posted on Nov, 27 2015 @ 05:06 PM
“You alone have I known of all the families of the earth;
Therefore I will punish you for all your iniquities” (Amos ch3 v1).
The one who speaks, Amos will have us know, is the Lord of all the earth and beyond;
“He who made the Pleiades and Orion
And turns deep darkness into the morning, and darkens the day into night” (ch5 v8).
So he is not just a local god. He is not known as the God of Israel because his power is limited to Israel;
“Did I not bring up Israel from the land of Egypt, and the Philistines from Caphtor, and the Syrians from Kir?” (ch9 v7)
Yet he has “known” the family of Israel in a more special sense.
They are the people he has chosen to train up in the understanding of his ways (with the intention of letting them loose later to train the rest of
But this privilege comes at a price.
It would be like going to school as the Headmaster’s child. The beady eyes would be upon you, along with the jealous eyes of the rest of the class,
and there would be little chance that your misdemeanours would go unnoticed.
(I’ve been there, I know what I’m talking about.)
That’s why the Lord says ”therefore” he will punish them for all their iniquities.
These warnings are given on the authority of a prophet, so Amos must first vindicate the authority of prophets.
He explains it this way; there are things which go together so closely that the presence of one implies the other.
If two people walk together, that shows them to be friends.
If a lion roars in the forest, that shows he has found a victim.
If a snare has been tripped, that shows that something has walked into it.
And if misfortune happens to a city, that shows the Lord is at work.
As does the announcement of a prophecy, because “the Lord God does nothing without revealing it to his servants the prophets” (ch3 vv2-8).
Amos himself attests that he had been an ordinary herdsman until the Lord took him from his flock and said “Go, prophesy to my people Israel” (ch7
He reminds them first of the minor chastisements they’ve already received.
There was famine;
“I gave you cleanness of teeth in all your cities, and lack of bread in all your places” (ch4 v6).
There was drought, with a very erratic supply of rain.
There was mildew.
There was pestilence.
There was defeat in battle.
Yet none of these events had induced them to return to the Lord (vv7-11).
This being the case, stronger measures will be taken.
The Lord will summon the might of Egypt and Assyria to come to Samaria and see for themselves the tumults and the oppression which are taking place
“An adversary shall surround the land and bring down your defences from you” (ch3 v11).
The usual effects of invasion will follow.
“The city that went forth a thousand shall have a hundred left” (ch5 v3).

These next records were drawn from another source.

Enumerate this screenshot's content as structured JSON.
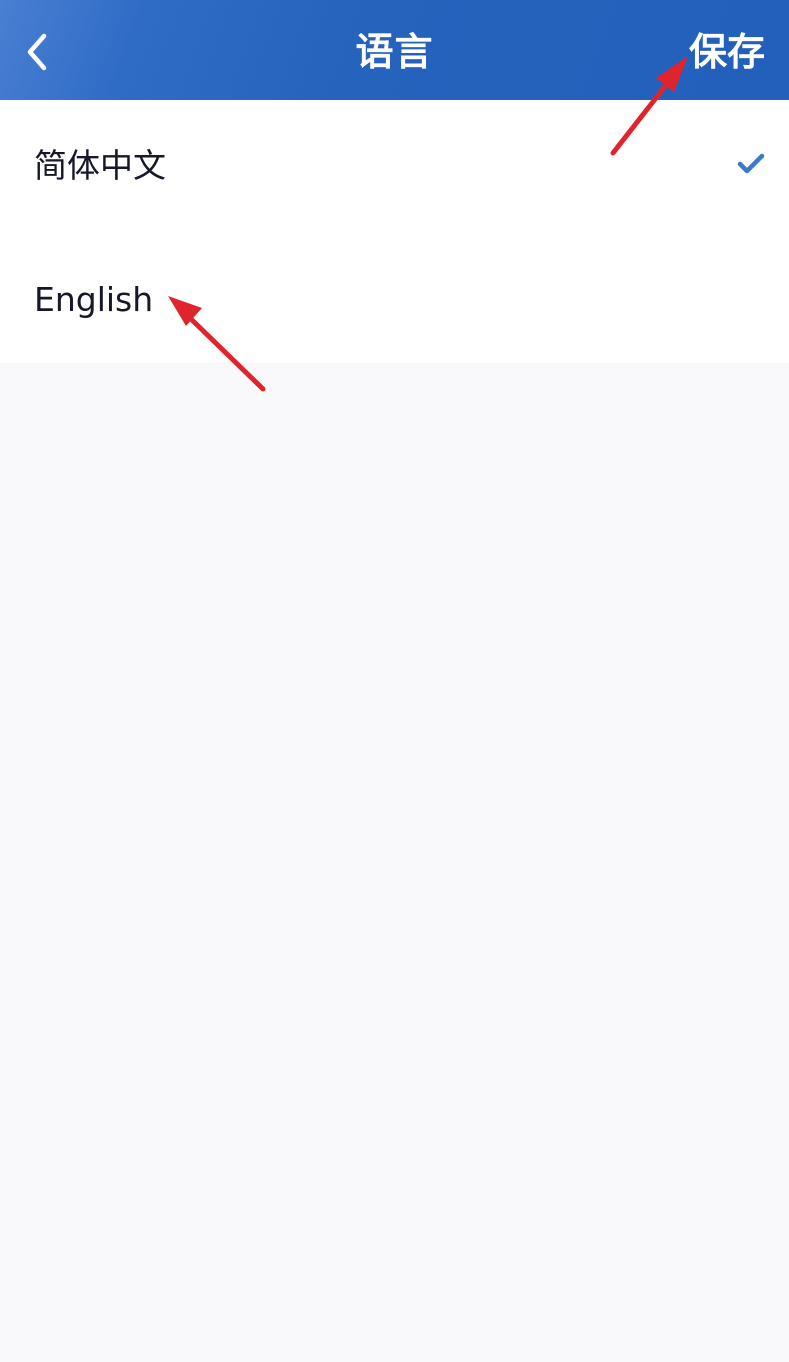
{
  "header": {
    "title": "语言",
    "save_label": "保存",
    "background_color": "#2563bd",
    "back_icon": "chevron-left-icon"
  },
  "languages": [
    {
      "label": "简体中文",
      "selected": true
    },
    {
      "label": "English",
      "selected": false
    }
  ],
  "colors": {
    "checkmark": "#3d78c9",
    "annotation_arrow": "#e0242e",
    "list_background": "#ffffff",
    "page_background": "#f9f9fb"
  },
  "icons": {
    "selected": "check-icon"
  }
}
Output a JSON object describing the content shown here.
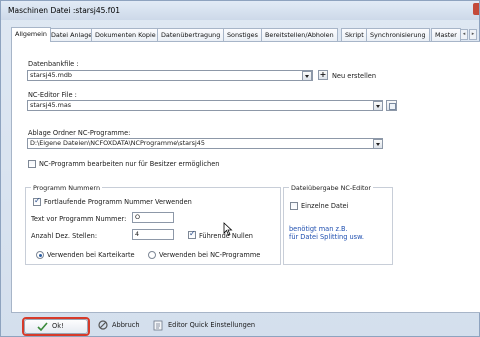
{
  "window": {
    "title": "Maschinen Datei :starsj45.f01"
  },
  "tabs": [
    {
      "label": "Allgemein",
      "active": true
    },
    {
      "label": "Datei Anlage",
      "active": false
    },
    {
      "label": "Dokumenten Kopie",
      "active": false
    },
    {
      "label": "Datenübertragung",
      "active": false
    },
    {
      "label": "Sonstiges",
      "active": false
    },
    {
      "label": "Bereitstellen/Abholen",
      "active": false
    },
    {
      "label": "Skript",
      "active": false
    },
    {
      "label": "Synchronisierung",
      "active": false
    },
    {
      "label": "Master",
      "active": false
    }
  ],
  "tab_scroll": {
    "left": "◂",
    "right": "▸"
  },
  "database": {
    "label": "Datenbankfile :",
    "value": "starsj45.mdb",
    "new_label": "Neu erstellen",
    "plus": "+"
  },
  "nc_editor": {
    "label": "NC-Editor File :",
    "value": "starsj45.mas"
  },
  "nc_folder": {
    "label": "Ablage Ordner NC-Programme:",
    "value": "D:\\Eigene Dateien\\NCFOXDATA\\NCProgramme\\starsj45"
  },
  "owner_only": {
    "label": "NC-Programm bearbeiten nur für Besitzer ermöglichen",
    "checked": false
  },
  "program_numbers": {
    "title": "Programm Nummern",
    "continuous_label": "Fortlaufende Programm Nummer Verwenden",
    "continuous_checked": true,
    "prefix_label": "Text vor Programm Nummer:",
    "prefix_value": "O",
    "decimals_label": "Anzahl Dez. Stellen:",
    "decimals_value": "4",
    "leading_zero_label": "Führende Nullen",
    "leading_zero_checked": true,
    "radio_karteikarte": "Verwenden bei Karteikarte",
    "radio_nc": "Verwenden bei NC-Programme",
    "selected": "karteikarte"
  },
  "file_transfer": {
    "title": "Dateiübergabe NC-Editor",
    "single_file_label": "Einzelne Datei",
    "single_file_checked": false,
    "note_line1": "benötigt man z.B.",
    "note_line2": "für Datei Splitting usw."
  },
  "footer": {
    "ok_label": "Ok!",
    "abort_label": "Abbruch",
    "settings_label": "Editor Quick Einstellungen"
  },
  "colors": {
    "accent_blue": "#2c4f8c",
    "note_blue": "#1f4fb0",
    "highlight_red": "#d63a2a"
  }
}
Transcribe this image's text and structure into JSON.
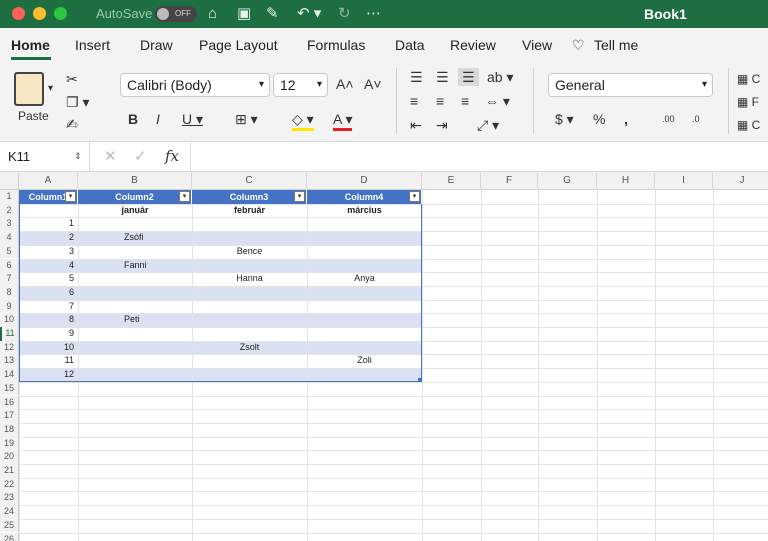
{
  "window": {
    "title": "Book1",
    "autosave_label": "AutoSave",
    "autosave_state": "OFF"
  },
  "tabs": [
    "Home",
    "Insert",
    "Draw",
    "Page Layout",
    "Formulas",
    "Data",
    "Review",
    "View",
    "Tell me"
  ],
  "ribbon": {
    "paste_label": "Paste",
    "font_name": "Calibri (Body)",
    "font_size": "12",
    "number_format": "General",
    "styles_partial": [
      "C",
      "F",
      "C"
    ]
  },
  "formula_bar": {
    "cell_ref": "K11",
    "fx": "fx",
    "content": ""
  },
  "sheet": {
    "columns": [
      "A",
      "B",
      "C",
      "D",
      "E",
      "F",
      "G",
      "H",
      "I",
      "J"
    ],
    "rows": [
      "1",
      "2",
      "3",
      "4",
      "5",
      "6",
      "7",
      "8",
      "9",
      "10",
      "11",
      "12",
      "13",
      "14",
      "15",
      "16",
      "17",
      "18",
      "19",
      "20",
      "21",
      "22",
      "23",
      "24",
      "25",
      "26"
    ],
    "table_headers": [
      "Column1",
      "Column2",
      "Column3",
      "Column4"
    ],
    "months": [
      "január",
      "február",
      "március"
    ],
    "col_a": [
      "1",
      "2",
      "3",
      "4",
      "5",
      "6",
      "7",
      "8",
      "9",
      "10",
      "11",
      "12"
    ],
    "entries": [
      {
        "row": 4,
        "col": "B",
        "text": "Zsófi"
      },
      {
        "row": 5,
        "col": "C",
        "text": "Bence"
      },
      {
        "row": 6,
        "col": "B",
        "text": "Fanni"
      },
      {
        "row": 7,
        "col": "C",
        "text": "Hanna"
      },
      {
        "row": 7,
        "col": "D",
        "text": "Anya"
      },
      {
        "row": 10,
        "col": "B",
        "text": "Peti"
      },
      {
        "row": 12,
        "col": "C",
        "text": "Zsolt"
      },
      {
        "row": 13,
        "col": "D",
        "text": "Zoli"
      }
    ]
  },
  "colors": {
    "accent": "#1d6f42",
    "table_header": "#4472c4",
    "band": "#d9e1f2"
  }
}
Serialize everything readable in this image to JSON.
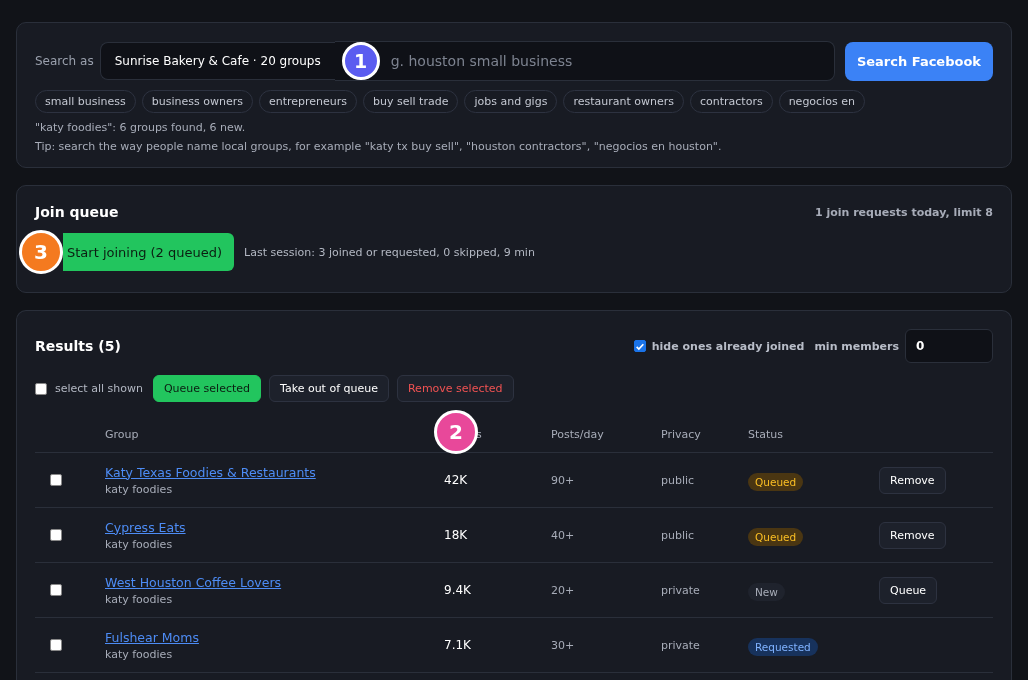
{
  "search": {
    "label": "Search as",
    "account": "Sunrise Bakery & Cafe · 20 groups",
    "placeholder": "g. houston small business",
    "button": "Search Facebook",
    "chips": [
      "small business",
      "business owners",
      "entrepreneurs",
      "buy sell trade",
      "jobs and gigs",
      "restaurant owners",
      "contractors",
      "negocios en"
    ],
    "result_note": "\"katy foodies\": 6 groups found, 6 new.",
    "tip": "Tip: search the way people name local groups, for example \"katy tx buy sell\", \"houston contractors\", \"negocios en houston\"."
  },
  "join_queue": {
    "title": "Join queue",
    "limit_note": "1 join requests today, limit 8",
    "start_button": "Start joining (2 queued)",
    "last_session": "Last session: 3 joined or requested, 0 skipped, 9 min"
  },
  "results": {
    "title": "Results (5)",
    "hide_joined": {
      "label": "hide ones already joined",
      "checked": true
    },
    "min_members": {
      "label": "min members",
      "value": "0"
    },
    "select_all": {
      "label": "select all shown",
      "checked": false
    },
    "actions": [
      {
        "label": "Queue selected",
        "kind": "primary"
      },
      {
        "label": "Take out of queue",
        "kind": "plain"
      },
      {
        "label": "Remove selected",
        "kind": "danger"
      }
    ],
    "columns": [
      "Group",
      "s",
      "Posts/day",
      "Privacy",
      "Status"
    ],
    "rows": [
      {
        "checked": false,
        "name": "Katy Texas Foodies & Restaurants",
        "query": "katy foodies",
        "members": "42K",
        "posts": "90+",
        "privacy": "public",
        "status": "Queued",
        "kind": "queued",
        "action": "Remove"
      },
      {
        "checked": false,
        "name": "Cypress Eats",
        "query": "katy foodies",
        "members": "18K",
        "posts": "40+",
        "privacy": "public",
        "status": "Queued",
        "kind": "queued",
        "action": "Remove"
      },
      {
        "checked": false,
        "name": "West Houston Coffee Lovers",
        "query": "katy foodies",
        "members": "9.4K",
        "posts": "20+",
        "privacy": "private",
        "status": "New",
        "kind": "new",
        "action": "Queue"
      },
      {
        "checked": false,
        "name": "Fulshear Moms",
        "query": "katy foodies",
        "members": "7.1K",
        "posts": "30+",
        "privacy": "private",
        "status": "Requested",
        "kind": "requested"
      }
    ]
  },
  "markers": [
    {
      "label": "1",
      "color": "#5b5cf0"
    },
    {
      "label": "2",
      "color": "#e8489a"
    },
    {
      "label": "3",
      "color": "#f47a1f"
    }
  ]
}
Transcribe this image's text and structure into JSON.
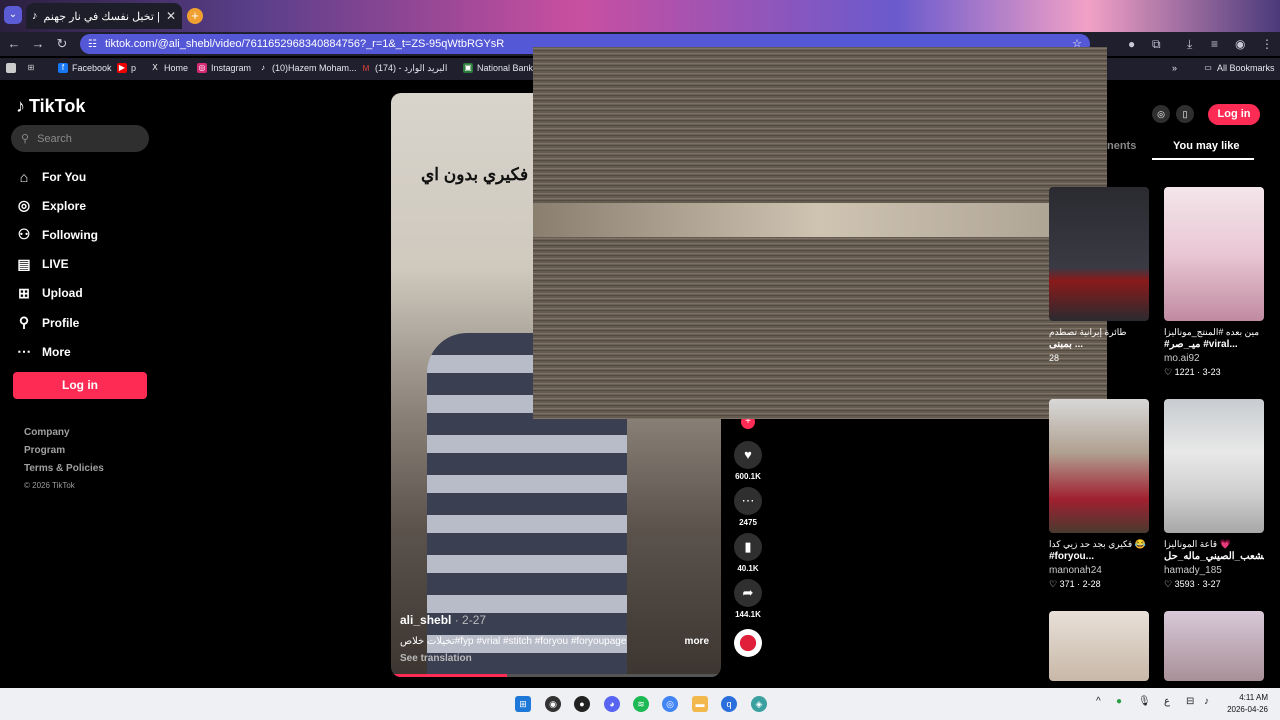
{
  "browser": {
    "tab_title": "تخيل نفسك في نار جهنم | TikTok",
    "url": "tiktok.com/@ali_shebl/video/7611652968340884756?_r=1&_t=ZS-95qWtbRGYsR",
    "all_bookmarks": "All Bookmarks",
    "bookmarks": [
      "Facebook",
      "p",
      "Home",
      "Instagram",
      "(10)Hazem Moham...",
      "(174) - البريد الوارد",
      "National Bank O"
    ]
  },
  "sidebar": {
    "logo": "TikTok",
    "search_placeholder": "Search",
    "nav": [
      {
        "label": "For You",
        "icon": "home-icon"
      },
      {
        "label": "Explore",
        "icon": "compass-icon"
      },
      {
        "label": "Following",
        "icon": "following-icon"
      },
      {
        "label": "LIVE",
        "icon": "live-icon"
      },
      {
        "label": "Upload",
        "icon": "upload-icon"
      },
      {
        "label": "Profile",
        "icon": "profile-icon"
      },
      {
        "label": "More",
        "icon": "more-icon"
      }
    ],
    "login": "Log in",
    "footer": [
      "Company",
      "Program",
      "Terms & Policies"
    ],
    "copyright": "© 2026 TikTok"
  },
  "video": {
    "overlay_text": "فكيري بدون اي",
    "username": "ali_shebl",
    "date": "· 2-27",
    "description": "تخيلات خلاص#fyp #vrial #stitch #foryou #foryoupage",
    "more": "more",
    "see_translation": "See translation",
    "progress": 0.35
  },
  "actions": {
    "likes": "600.1K",
    "comments": "2475",
    "saves": "40.1K",
    "shares": "144.1K"
  },
  "right_panel": {
    "login": "Log in",
    "tab_comments": "nents",
    "tab_you_may_like": "You may like",
    "cards": [
      {
        "title": "طائرة إيرانية تصطدم",
        "title2": "بمبنى ...",
        "author": "",
        "stats": "28"
      },
      {
        "title": "مين بعده #المنتج_موناليزا",
        "title2": "#ميـ_صر #viral...",
        "author": "mo.ai92",
        "stats": "1221 · 3-23"
      },
      {
        "title": "فكيري بجد حد زيي كدا 😂",
        "title2": "#foryou...",
        "author": "manonah24",
        "stats": "371 · 2-28"
      },
      {
        "title": "قاعة الموناليزا 💗",
        "title2": "الشعب_الصيني_ماله_حل...",
        "author": "hamady_185",
        "stats": "3593 · 3-27"
      }
    ]
  },
  "taskbar": {
    "time": "4:11 AM",
    "date": "2026-04-26",
    "lang": "ع"
  }
}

The wealthy will lose their pleasant homes, and they will be the first to go into exile (ch6 v7).
There will be mourning in all the squares and the streets, and in the farms and the vineyards.
“They shall call to wailing those who are skilled in lamentations” (ch5 vv16-17).
A nation will oppress them “from the entrance of Hamath to the Brook of the Arabah” (ch6 v14).
These limits stretch from the north to the deep south, including the kingdom of Judah, so this warning is not just about the northern
The warning is enhanced by a series of dramatic images.
Amos sees a picture of locusts eating up the whole of the land. He protests;
“How can Jacob stand? He is so small”.
At this appeal, the Lord relents; “It shall not be” (ch7 vv1-3).
He sees another picture of “a judgement by fire”, eating up the whole of the land.
Again the appeal, “How can Jacob stand?”, and again the Lord relents.
The message seems to be that the chastisement of Israel will not bring their total destruction, though that would have been possible.
As usual in the Old Testament, the Lord contemplates the most extreme solution and then draws back.
Then the prophet sees a picture of a wall and a plumb-line.
The metaphorical plumb-line is for testing the righteousness of the building work of Israel.
Its altars and sanctuaries will fail to pass the test, and so they will be destroyed (ch7 vv7-9).
He also sees a picture of a basket of summer fruit- that is, fruit which comes at the very end of the growing season.
The message is that the kingdom of Israel, too, is about to come to an end (ch8 vvv1-3).
At the same time, there will be an end of their previous contact with the Lord.
The Lord spoke to them, and they did not listen.
So thereafter there would be “a famine of hearing the words of the Lord.
They shall wander from sea to sea, and from north to east;
They shall run to and fro, to seek the word of the Lord, but they shall not find it” (ch8 vv11-12).
The final image is based on the great earthquake which has already shaken the nation.
The prophet sees the Lord standing beside the altar, and the Lord proclaims the earthquake as a metaphor.
It means that he will shake the kingdom to its complete destruction.
“I will set my eyes on them for evil and not for good” (ch9 vv1-4)
There is also a message here for all those in later times who understand themselves to be part of God’s people.
It serves as a warning that that their confidence in their status should not cause them to relax into complacency.